Be prepared for the interview. You expect the candidate to be, so why would you not be? Another important thing for a company is sending the right person to the interview. The interviewer(s) should know the specifics of the role you are hiring for, so as not to fall short on what is expected of the candidate.
When the day of the interview arrives, interviewer(s) should follow the company dress code. They are the representative(s) of the company, and while the candidate will be selling themselves, the interviewer(s) should sell the company to the interviewee too. Again, if there is any change of timing, notify the candidate in advance. Even if things are running a bit late, make sure that someone takes care of your candidate: offer them a drink and show them the bathroom (or even the office space, if you have to walk through it anyway). These are all things that can make the whole experience more pleasant for everyone involved.
During the interview
First impressions are important, but they should not be the decisive factor in the evaluation process. We advise that you take a few measures to help you make a more objective review. To evaluate a candidate better, it might be useful to record the entire interview and listen to it later. Do not forget to ask for the candidate’s consent, since this could be considered a breach of privacy. Another thing to do is challenge your first impression throughout the whole interview: if the impression is good, try to find reasons not to hire the candidate nonetheless; likewise, if the impression is bad, try to find reasons to hire the candidate despite that.Some ways to combat first impression bias can be found here.
Listen to the candidate
Furthermore, it is logical that during the interview, the candidate should be heard and everything that they say should be valued, and you should be open to questions from them. It is probably best if the interview drifts away from a classical question-and-answer interview session into a conversation. In doing so, the candidate’s stress level might lower, and this should improve the quality of the entire conversation, giving you a better image of the applicant overall. Don’t fall into the trap of talking too much yourself – while this seems obvious, many hiring managers cannot resist it, and ultimately it will give you less material to work with while evaluating the candidate.

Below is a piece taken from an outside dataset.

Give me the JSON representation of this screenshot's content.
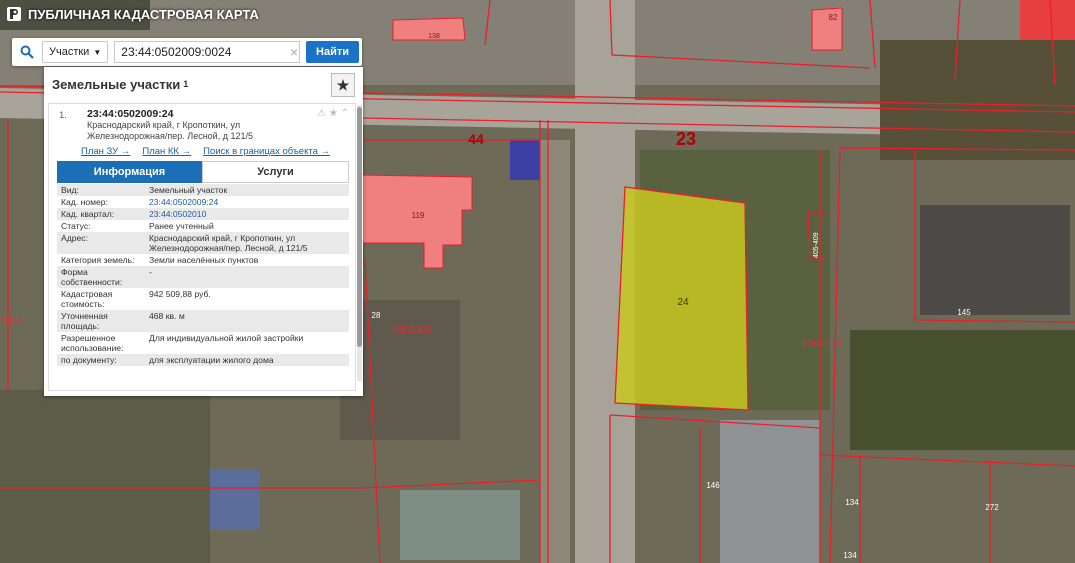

After the job interview
When the interview is done, stay polite and lead the candidate to the door and say goodbye. Courtesy does not end when the candidate walks out the door: get back to them as soon as possible and if you feel like you need more time to give a definitive answer, at least inform the applicant about the delay. Whether the answer is positive or negative, try to give personalized feedback. No, this does not mean that you need to give clear reasons for rejections (this might even be legally forbidden or is like walking on a tightrope anyway), but a little personal feedback and encouragement for the future gives a better image.
The story does not end here for a successful candidate. When all the administration is in order, it is time for your new employee’s onboarding process. This is easily the most important period: precise numbers may differ from source to source, but it is clear that many employees leave their new job within the first six months. If you don’t take care of your new hire, you should not be surprised if their time at your company isn’t be long either.
One of the main reasons that is given for this is that the job is not what was projected during the job interview. This is something that you should avoid; do not make false statements about the position in the job advertisement and, subsequently, do not project the incorrect image of the job in the interview. More specifically when it comes to the onboarding process, it is regarded as important to provide a sufficient amount of training, and another component that is rated highly is the personal connection with other team members. This is a difficult thing to achieve in normal times, but even more difficult in times of COVID-19 and the aftermath, so be very aware of this.
So, to recap:
- Personalization goes a long way
- Let the interview be done by the right people
- Hospitality is key
- Don’t leave candidates in the dark for too long
- Make sure you have your onboarding process in order